The New Capital The plan of modern Suva is credited to Colonel F E Pratt of the Royal Engineers, appointed in 1875 as surveyor-general and director of works; and to his assistants W Stephens and Colonel R W Stewart. Despite well-intentioned plans for the capital, Suva’s early days saw only gradual improvement – roads were poor, water supply was tenuous at best and not all construction adhered to the city plan. Gradually these deficiencies gave way as the town grew. A few years past the turn of the century Suva was actually a tourist attraction in its own right.

Observation…

The editor of The Commercial Directory & Tourists’ Guide to the South Pacific Islands observed:

Why Fiji is visited by such a small number of tourists is a puzzle to the writer, for there is not a more interesting or enjoyable trip on the globe. The climate is particularly healthy, and the white settlers being mostly from Australia, vie with each other in extending hospitality to visitors, while the natives, particularly those who live away from the large centres of European population, always extend a cordial welcome to the turanga papalangi (white gentleman), or the marama papalangi (white lady). Suva is the capital of the colony, and situated on the shores of a fine reef-protected bay of the same name, whose opposite shore is backed by imposing looking ranges of verdure-clad mountains, rising peak after peak until an altitude of probably 1200 meters is attained – they look truly grand, particularly at sunset or during an approaching storm (a frequent occurrence), or better still when the storm has passed and the white clouds cover their feet, and the picturesque-looking peaks…stand boldly out against the dark-blue horizon, ‘tis really a sight to be remembered.

Some things never change.

Related Posts

Grand Pacific Hotel Suva

Fiji’s Greatest Hotel: Remembrances of the Grand Pacific Hotel – Part 1

History of the Grand Pacific Hotel – Suva I’ve written about the newest incarnation of the Grand Pacific Hotel (GPH), which is rising once again like a Phoenix on Suva’s waterfront. For nearly two decades as the esteemed Norwegian anthropologist Solrun Williksen described The Grand Pacific Hotel as “sinking into the muddy shores. Any passer […]

0 comments

Fiji’s Greatest Hotel: Remembrances of the Grand Pacific Hotel – Part 4

Part Four This is the Fourth in a series of blogs by Norwegian anthropologist Solrun Williksen.  These next few excerpts cover the glorious history of the GPH Fiji Times twice to find people who had worked at the Grand Pacific or who were in any way related to the building and could tell a story about […]

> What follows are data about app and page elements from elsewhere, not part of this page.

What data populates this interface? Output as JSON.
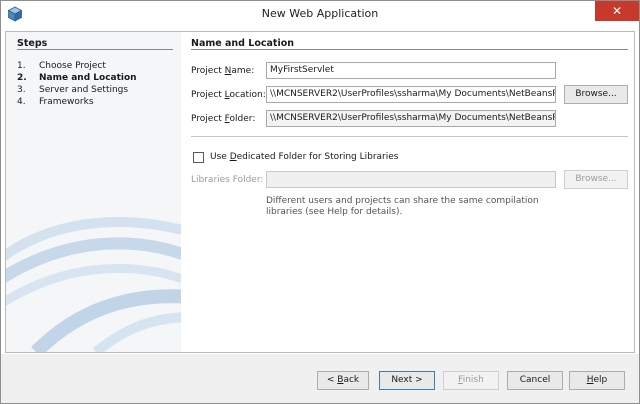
{
  "window": {
    "title": "New Web Application",
    "close_glyph": "✕"
  },
  "steps": {
    "heading": "Steps",
    "items": [
      {
        "num": "1.",
        "label": "Choose Project"
      },
      {
        "num": "2.",
        "label": "Name and Location"
      },
      {
        "num": "3.",
        "label": "Server and Settings"
      },
      {
        "num": "4.",
        "label": "Frameworks"
      }
    ],
    "current_index": 1
  },
  "section": {
    "title": "Name and Location"
  },
  "form": {
    "project_name": {
      "label_pre": "Project ",
      "label_mn": "N",
      "label_post": "ame:",
      "value": "MyFirstServlet"
    },
    "project_location": {
      "label_pre": "Project ",
      "label_mn": "L",
      "label_post": "ocation:",
      "value": "\\\\MCNSERVER2\\UserProfiles\\ssharma\\My Documents\\NetBeansProj"
    },
    "project_folder": {
      "label_pre": "Project ",
      "label_mn": "F",
      "label_post": "older:",
      "value": "\\\\MCNSERVER2\\UserProfiles\\ssharma\\My Documents\\NetBeansProj"
    },
    "browse_label": "Browse...",
    "dedicated_folder": {
      "label_pre": "Use ",
      "label_mn": "D",
      "label_post": "edicated Folder for Storing Libraries",
      "checked": false
    },
    "libraries_folder": {
      "label": "Libraries Folder:",
      "value": ""
    },
    "libraries_browse_label": "Browse...",
    "help_line1": "Different users and projects can share the same compilation",
    "help_line2": "libraries (see Help for details)."
  },
  "buttons": {
    "back": {
      "pre": "< ",
      "mn": "B",
      "post": "ack"
    },
    "next": {
      "label": "Next >"
    },
    "finish": {
      "mn": "F",
      "post": "inish"
    },
    "cancel": {
      "label": "Cancel"
    },
    "help": {
      "mn": "H",
      "post": "elp"
    }
  },
  "colors": {
    "close_button": "#c7392b",
    "focus_border": "#3c7fb1"
  }
}
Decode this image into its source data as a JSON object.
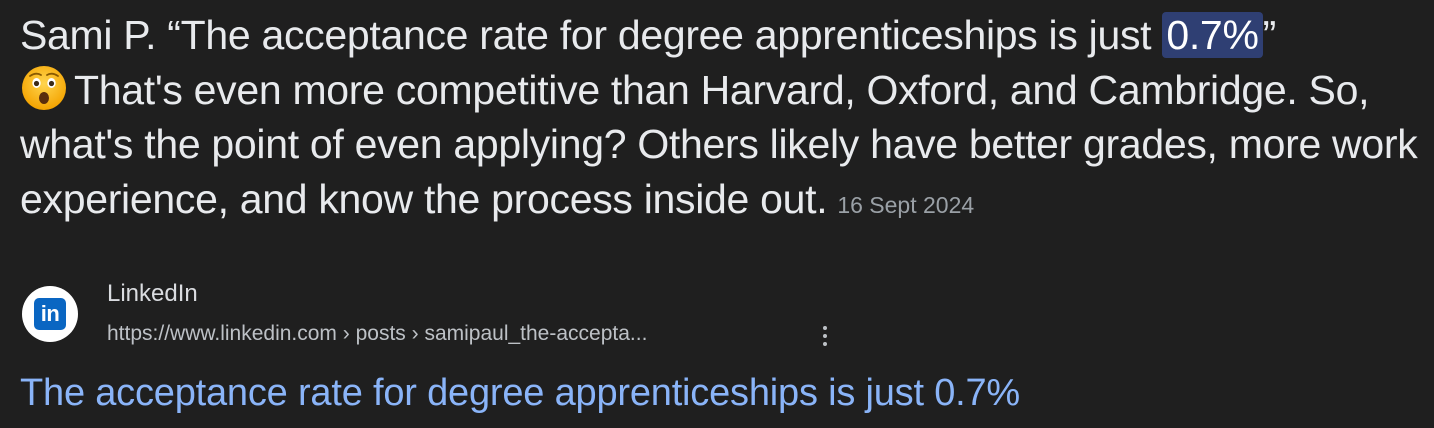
{
  "snippet": {
    "author": "Sami P.",
    "quote_open": "“The acceptance rate for degree apprenticeships is just ",
    "highlight": "0.7%",
    "quote_close": "”",
    "emoji": "😲",
    "body": "That's even more competitive than Harvard, Oxford, and Cambridge. So, what's the point of even applying? Others likely have better grades, more work experience, and know the process inside out.",
    "date": "16 Sept 2024"
  },
  "source": {
    "favicon_icon": "linkedin-icon",
    "favicon_text": "in",
    "site_name": "LinkedIn",
    "url": "https://www.linkedin.com › posts › samipaul_the-accepta...",
    "more_icon": "more-vertical-icon"
  },
  "result": {
    "title": "The acceptance rate for degree apprenticeships is just 0.7%"
  },
  "colors": {
    "background": "#1f1f1f",
    "highlight_bg": "#2f3f73",
    "link": "#8ab4f8",
    "linkedin_blue": "#0a66c2"
  }
}
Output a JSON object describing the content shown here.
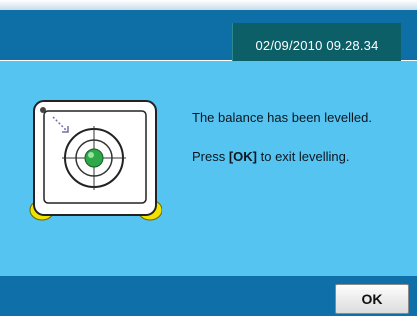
{
  "header": {
    "datetime": "02/09/2010 09.28.34"
  },
  "message": {
    "line1": "The balance has been levelled.",
    "line2_prefix": "Press ",
    "line2_key": "[OK]",
    "line2_suffix": " to exit levelling."
  },
  "footer": {
    "ok_label": "OK"
  },
  "colors": {
    "header": "#0d6fa6",
    "datetime_box": "#0c5f66",
    "content_bg": "#55c4f0",
    "footer": "#0f6fa8",
    "level_bubble": "#2fa84a",
    "feet": "#f2e200"
  },
  "icons": {
    "illustration": "balance-level-indicator-icon"
  }
}
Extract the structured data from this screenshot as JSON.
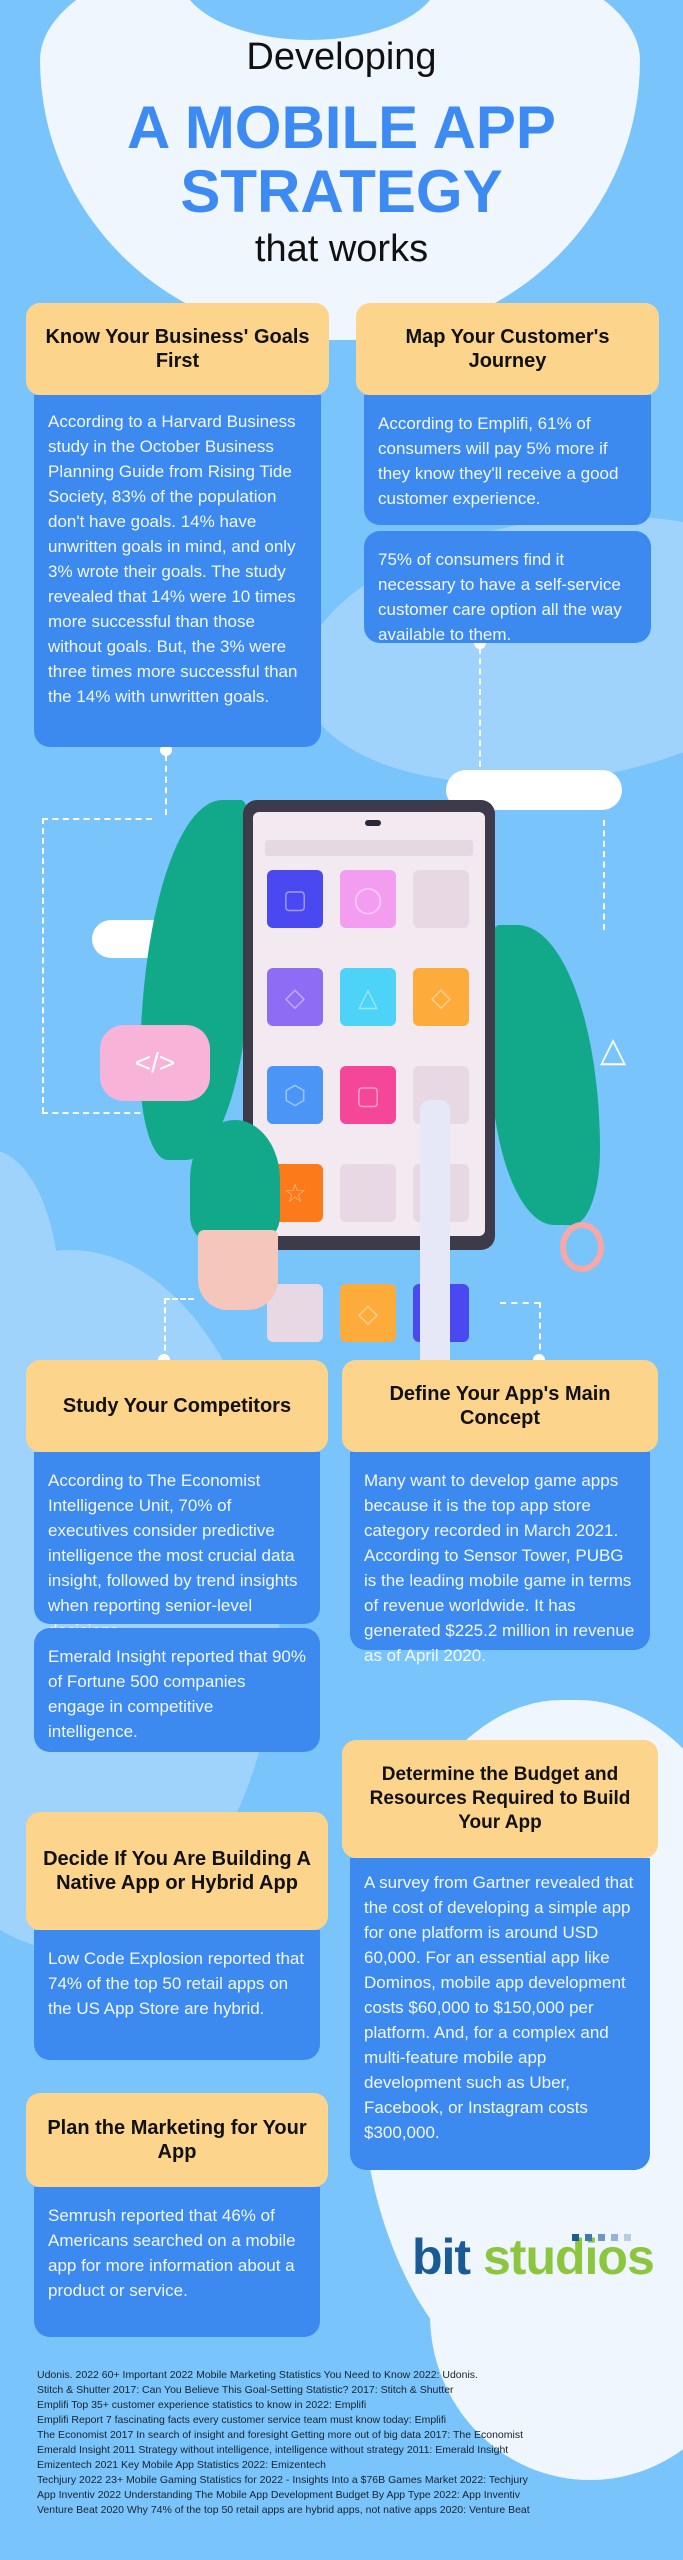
{
  "header": {
    "line1": "Developing",
    "line2": "A MOBILE APP",
    "line3": "STRATEGY",
    "line4": "that works"
  },
  "sections": {
    "goals": {
      "title": "Know Your Business' Goals First",
      "body": [
        "According to a Harvard Business study in the October Business Planning Guide from Rising Tide Society, 83% of the population don't have goals. 14% have unwritten goals in mind, and only 3% wrote their goals. The study revealed that 14% were 10 times more successful than those without goals. But, the 3% were three times more successful than the 14% with unwritten goals."
      ]
    },
    "journey": {
      "title": "Map Your Customer's Journey",
      "body": [
        "According to Emplifi, 61% of consumers will pay 5% more if they know they'll receive a good customer experience.",
        "75% of consumers find it necessary to have a self-service customer care option all the way available to them."
      ]
    },
    "competitors": {
      "title": "Study Your Competitors",
      "body": [
        "According to The Economist Intelligence Unit, 70% of executives consider predictive intelligence the most crucial data insight, followed by trend insights when reporting senior-level decisions.",
        "Emerald Insight reported that 90% of Fortune 500 companies engage in competitive intelligence."
      ]
    },
    "concept": {
      "title": "Define Your App's Main Concept",
      "body": [
        "Many want to develop game apps because it is the top app store category recorded in March 2021. According to Sensor Tower, PUBG is the leading mobile game in terms of revenue worldwide. It has generated $225.2 million in revenue as of April 2020."
      ]
    },
    "budget": {
      "title": "Determine the Budget and Resources Required to Build Your App",
      "body": [
        "A survey from Gartner revealed that the cost of developing a simple app for one platform is around USD 60,000. For an essential app like Dominos, mobile app development costs $60,000 to $150,000 per platform. And, for a complex and multi-feature mobile app development such as Uber, Facebook, or Instagram costs $300,000."
      ]
    },
    "native": {
      "title": "Decide If You Are Building A Native App or Hybrid App",
      "body": [
        "Low Code Explosion reported that 74% of the top 50 retail apps on the US App Store are hybrid."
      ]
    },
    "marketing": {
      "title": "Plan the Marketing for Your App",
      "body": [
        "Semrush reported that 46% of Americans searched on a mobile app for more information about a product or service."
      ]
    }
  },
  "illustration": {
    "code_bubble": "</>",
    "tiles": [
      {
        "color": "#4a48f0",
        "glyph": "▢"
      },
      {
        "color": "#f29df0",
        "glyph": "◯"
      },
      {
        "color": "#e7d8e4",
        "glyph": ""
      },
      {
        "color": "#8f6cf4",
        "glyph": "◇"
      },
      {
        "color": "#4dd3f7",
        "glyph": "△"
      },
      {
        "color": "#fdab3a",
        "glyph": "◇"
      },
      {
        "color": "#4b95f7",
        "glyph": "⬡"
      },
      {
        "color": "#f5479a",
        "glyph": "▢"
      },
      {
        "color": "#e7d8e4",
        "glyph": ""
      },
      {
        "color": "#fd7a1a",
        "glyph": "☆"
      },
      {
        "color": "#e7d8e4",
        "glyph": ""
      },
      {
        "color": "#e7d8e4",
        "glyph": ""
      },
      {
        "color": "#e7d8e4",
        "glyph": ""
      },
      {
        "color": "#fdab3a",
        "glyph": "◇"
      },
      {
        "color": "#4a48f0",
        "glyph": ""
      }
    ]
  },
  "logo": {
    "part1": "bit",
    "part2": "studios",
    "dot_colors": [
      "#1a5a95",
      "#3f79ad",
      "#6b97c2",
      "#93b4d4",
      "#b8cde2"
    ]
  },
  "references": [
    "Udonis. 2022 60+ Important 2022 Mobile Marketing Statistics You Need to Know 2022: Udonis.",
    "Stitch & Shutter 2017: Can You Believe This Goal-Setting Statistic? 2017: Stitch & Shutter",
    "Emplifi Top 35+ customer experience statistics to know in 2022: Emplifi",
    "Emplifi Report 7 fascinating facts every customer service team must know today: Emplifi",
    "The Economist 2017 In search of insight and foresight Getting more out of big data 2017: The Economist",
    "Emerald Insight 2011 Strategy without intelligence, intelligence without strategy 2011: Emerald Insight",
    "Emizentech 2021 Key Mobile App Statistics 2022: Emizentech",
    "Techjury 2022 23+ Mobile Gaming Statistics for 2022 - Insights Into a $76B Games Market 2022: Techjury",
    "App Inventiv 2022 Understanding The Mobile App Development Budget By App Type 2022: App Inventiv",
    "Venture Beat 2020 Why 74% of the top 50 retail apps are hybrid apps, not native apps 2020: Venture Beat"
  ],
  "colors": {
    "background": "#79c4fb",
    "light_blob": "#eff6fd",
    "heading_box": "#fdd48c",
    "body_box": "#3c8af0",
    "title_accent": "#3d8bf2"
  }
}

0 comments

Fiji’s Greatest Hotel: Remembrances of the Grand Pacific Hotel – Part 3

Part Three This is the third is in a series of blogs by Norwegian anthropologist Solrun Williksen.  These next few excerpts cover the glorious history of the GPH It was not true as stated by Finance Minister Jim Ah Koy in 1998 that the Grand Pacific had been “an eyesore for the last 20 years”. But […]

0 comments

Suva Street Scene photo at top of page courtesy of Maksym Kozlenko Wikipedia Commons

Leave a reply

Your email address will not be published. Required fields are marked *